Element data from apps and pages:
....................
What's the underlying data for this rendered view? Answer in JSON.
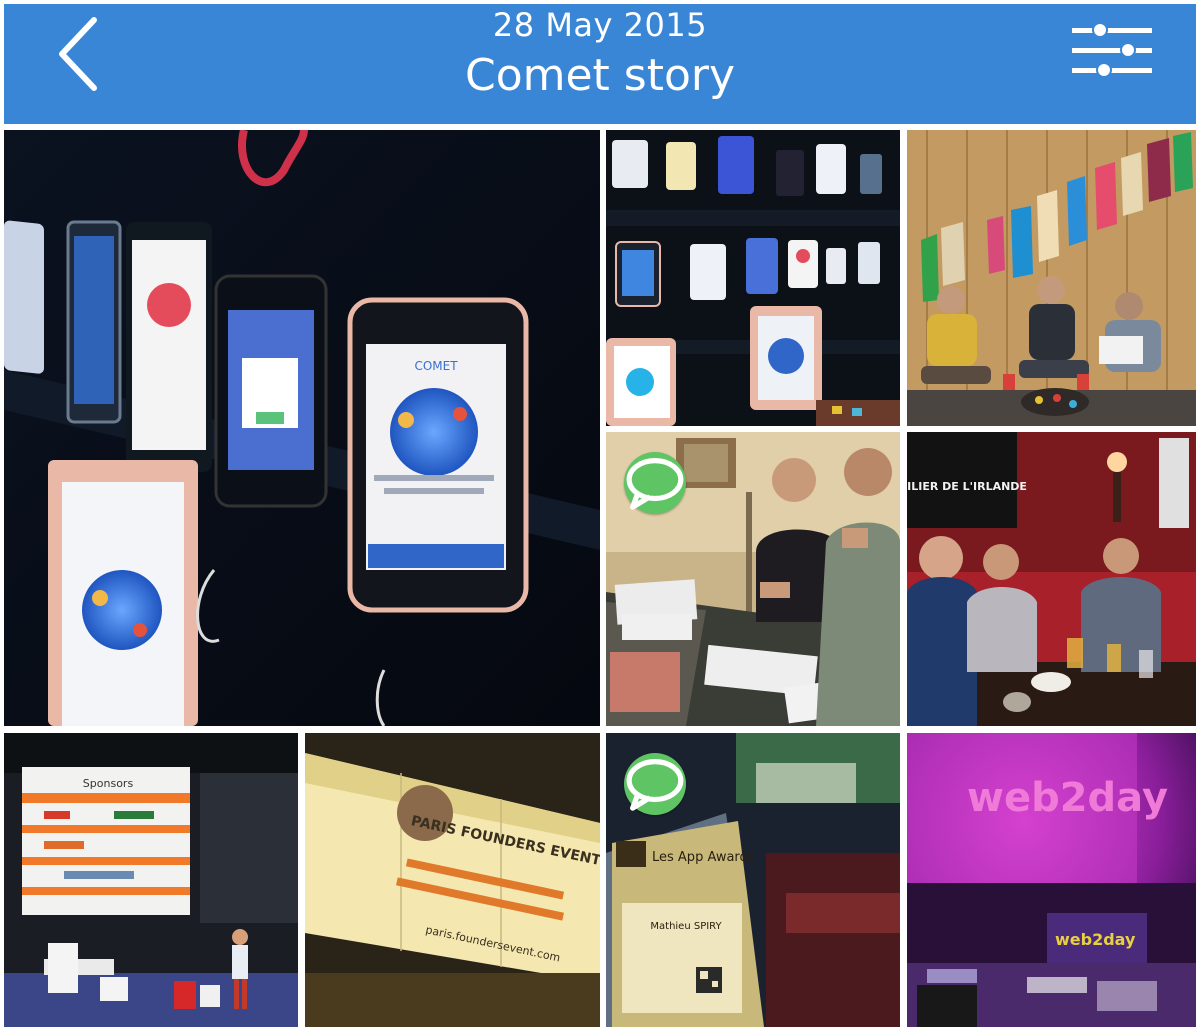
{
  "header": {
    "date": "28 May 2015",
    "title": "Comet story",
    "back_icon": "chevron-left-icon",
    "filter_icon": "sliders-icon",
    "background": "#3a86d6"
  },
  "photos": [
    {
      "id": "phones-wall-large",
      "has_chat": false
    },
    {
      "id": "phones-wall-small",
      "has_chat": false
    },
    {
      "id": "team-wooden-room",
      "has_chat": false
    },
    {
      "id": "meeting-table",
      "has_chat": true
    },
    {
      "id": "pub-pilier",
      "has_chat": false
    },
    {
      "id": "conference-sponsors",
      "has_chat": false
    },
    {
      "id": "founders-event-screen",
      "has_chat": false
    },
    {
      "id": "app-awards-badge",
      "has_chat": true
    },
    {
      "id": "web2day-stage",
      "has_chat": false
    }
  ],
  "texts": {
    "pub_sign": "PILIER DE L'IRLANDE",
    "comet_label": "COMET",
    "sponsors_label": "Sponsors",
    "founders_label": "PARIS FOUNDERS EVENT",
    "founders_url": "paris.foundersevent.com",
    "awards_label": "Les App Awards",
    "awards_name": "Mathieu SPIRY",
    "web2day_label": "web2day"
  },
  "badge_color": "#5fc464"
}
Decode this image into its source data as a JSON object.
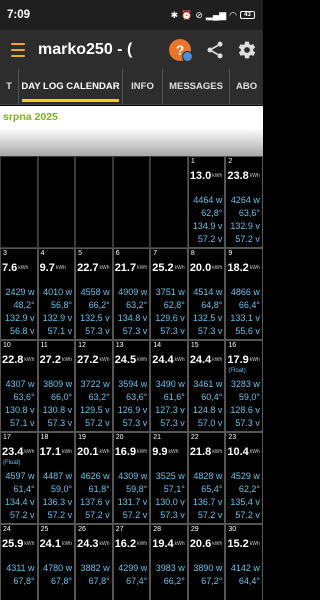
{
  "status": {
    "time": "7:09",
    "battery": "43"
  },
  "app": {
    "title": "marko250 - ("
  },
  "tabs": [
    {
      "label": "T",
      "active": false
    },
    {
      "label": "DAY LOG CALENDAR",
      "active": true
    },
    {
      "label": "INFO",
      "active": false
    },
    {
      "label": "MESSAGES",
      "active": false
    },
    {
      "label": "ABO",
      "active": false
    }
  ],
  "month": "srpna 2025",
  "kwh_unit": "kWh",
  "days": [
    {
      "empty": true
    },
    {
      "empty": true
    },
    {
      "empty": true
    },
    {
      "empty": true
    },
    {
      "empty": true
    },
    {
      "day": "1",
      "kwh": "13.0",
      "w": "4464 w",
      "pct": "62,8°",
      "v1": "134.9 v",
      "v2": "57.2 v"
    },
    {
      "day": "2",
      "kwh": "23.8",
      "w": "4264 w",
      "pct": "63,6°",
      "v1": "132.9 v",
      "v2": "57.2 v"
    },
    {
      "day": "3",
      "kwh": "7.6",
      "w": "2429 w",
      "pct": "48,2°",
      "v1": "132.9 v",
      "v2": "56.8 v"
    },
    {
      "day": "4",
      "kwh": "9.7",
      "w": "4010 w",
      "pct": "56,8°",
      "v1": "132.9 v",
      "v2": "57.1 v"
    },
    {
      "day": "5",
      "kwh": "22.7",
      "w": "4558 w",
      "pct": "66,2°",
      "v1": "132.5 v",
      "v2": "57.3 v"
    },
    {
      "day": "6",
      "kwh": "21.7",
      "w": "4909 w",
      "pct": "63,2°",
      "v1": "134.8 v",
      "v2": "57.3 v"
    },
    {
      "day": "7",
      "kwh": "25.2",
      "w": "3751 w",
      "pct": "62,8°",
      "v1": "129.6 v",
      "v2": "57.3 v"
    },
    {
      "day": "8",
      "kwh": "20.0",
      "w": "4514 w",
      "pct": "64,8°",
      "v1": "132.5 v",
      "v2": "57.3 v"
    },
    {
      "day": "9",
      "kwh": "18.2",
      "w": "4866 w",
      "pct": "66,4°",
      "v1": "133.1 v",
      "v2": "55.6 v"
    },
    {
      "day": "10",
      "kwh": "22.8",
      "w": "4307 w",
      "pct": "63,6°",
      "v1": "130.8 v",
      "v2": "57.1 v"
    },
    {
      "day": "11",
      "kwh": "27.2",
      "w": "3809 w",
      "pct": "66,0°",
      "v1": "130.8 v",
      "v2": "57.3 v"
    },
    {
      "day": "12",
      "kwh": "27.2",
      "w": "3722 w",
      "pct": "63,2°",
      "v1": "129.5 v",
      "v2": "57.2 v"
    },
    {
      "day": "13",
      "kwh": "24.5",
      "w": "3594 w",
      "pct": "63,6°",
      "v1": "126.9 v",
      "v2": "57.3 v"
    },
    {
      "day": "14",
      "kwh": "24.4",
      "w": "3490 w",
      "pct": "61,6°",
      "v1": "127.3 v",
      "v2": "57.3 v"
    },
    {
      "day": "15",
      "kwh": "24.4",
      "w": "3461 w",
      "pct": "60,4°",
      "v1": "124.8 v",
      "v2": "57.0 v"
    },
    {
      "day": "16",
      "kwh": "17.9",
      "tag": "(Float)",
      "w": "3283 w",
      "pct": "59,0°",
      "v1": "128.6 v",
      "v2": "57.3 v"
    },
    {
      "day": "17",
      "kwh": "23.4",
      "tag": "(Float)",
      "w": "4597 w",
      "pct": "61,4°",
      "v1": "134.4 v",
      "v2": "57.2 v"
    },
    {
      "day": "18",
      "kwh": "17.1",
      "w": "4487 w",
      "pct": "59,0°",
      "v1": "136.3 v",
      "v2": "57.2 v"
    },
    {
      "day": "19",
      "kwh": "20.1",
      "w": "4626 w",
      "pct": "61,8°",
      "v1": "137.6 v",
      "v2": "57.2 v"
    },
    {
      "day": "20",
      "kwh": "16.9",
      "w": "4309 w",
      "pct": "59,8°",
      "v1": "131.7 v",
      "v2": "57.2 v"
    },
    {
      "day": "21",
      "kwh": "9.9",
      "w": "3525 w",
      "pct": "57,1°",
      "v1": "130.0 v",
      "v2": "57.3 v"
    },
    {
      "day": "22",
      "kwh": "21.8",
      "w": "4828 w",
      "pct": "65,4°",
      "v1": "136.7 v",
      "v2": "57.2 v"
    },
    {
      "day": "23",
      "kwh": "10.4",
      "w": "4529 w",
      "pct": "62,2°",
      "v1": "135.4 v",
      "v2": "57.2 v"
    },
    {
      "day": "24",
      "kwh": "25.9",
      "w": "4311 w",
      "pct": "67,8°",
      "v1": "",
      "v2": ""
    },
    {
      "day": "25",
      "kwh": "24.1",
      "w": "4780 w",
      "pct": "67,8°",
      "v1": "",
      "v2": ""
    },
    {
      "day": "26",
      "kwh": "24.3",
      "w": "3882 w",
      "pct": "67,8°",
      "v1": "",
      "v2": ""
    },
    {
      "day": "27",
      "kwh": "16.2",
      "w": "4299 w",
      "pct": "67,4°",
      "v1": "",
      "v2": ""
    },
    {
      "day": "28",
      "kwh": "19.4",
      "w": "3983 w",
      "pct": "66,2°",
      "v1": "",
      "v2": ""
    },
    {
      "day": "29",
      "kwh": "20.6",
      "w": "3890 w",
      "pct": "67,2°",
      "v1": "",
      "v2": ""
    },
    {
      "day": "30",
      "kwh": "15.2",
      "w": "4142 w",
      "pct": "64,4°",
      "v1": "",
      "v2": ""
    }
  ]
}
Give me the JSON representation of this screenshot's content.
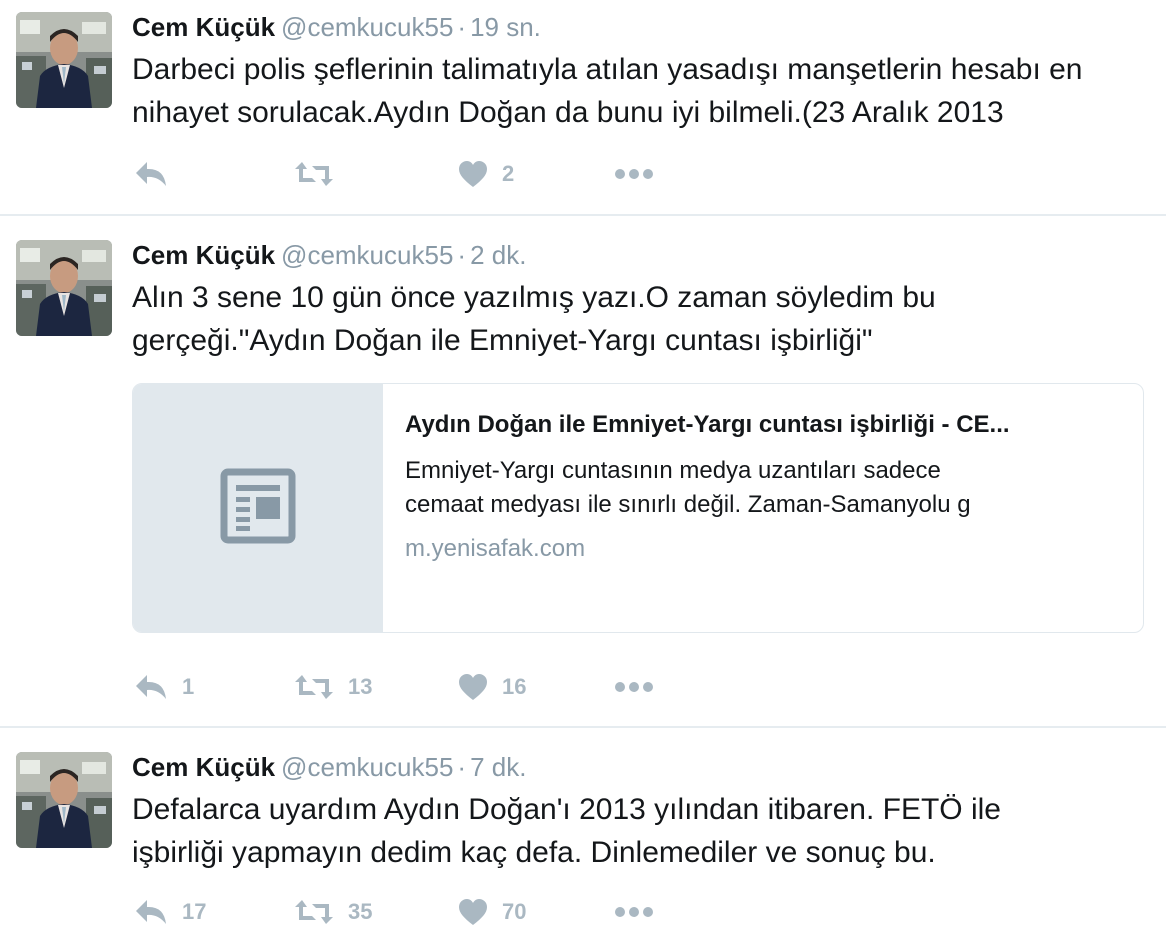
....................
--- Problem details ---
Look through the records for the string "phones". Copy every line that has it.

--- Problem solution ---
      "id": "phones-wall-large",
      "id": "phones-wall-small",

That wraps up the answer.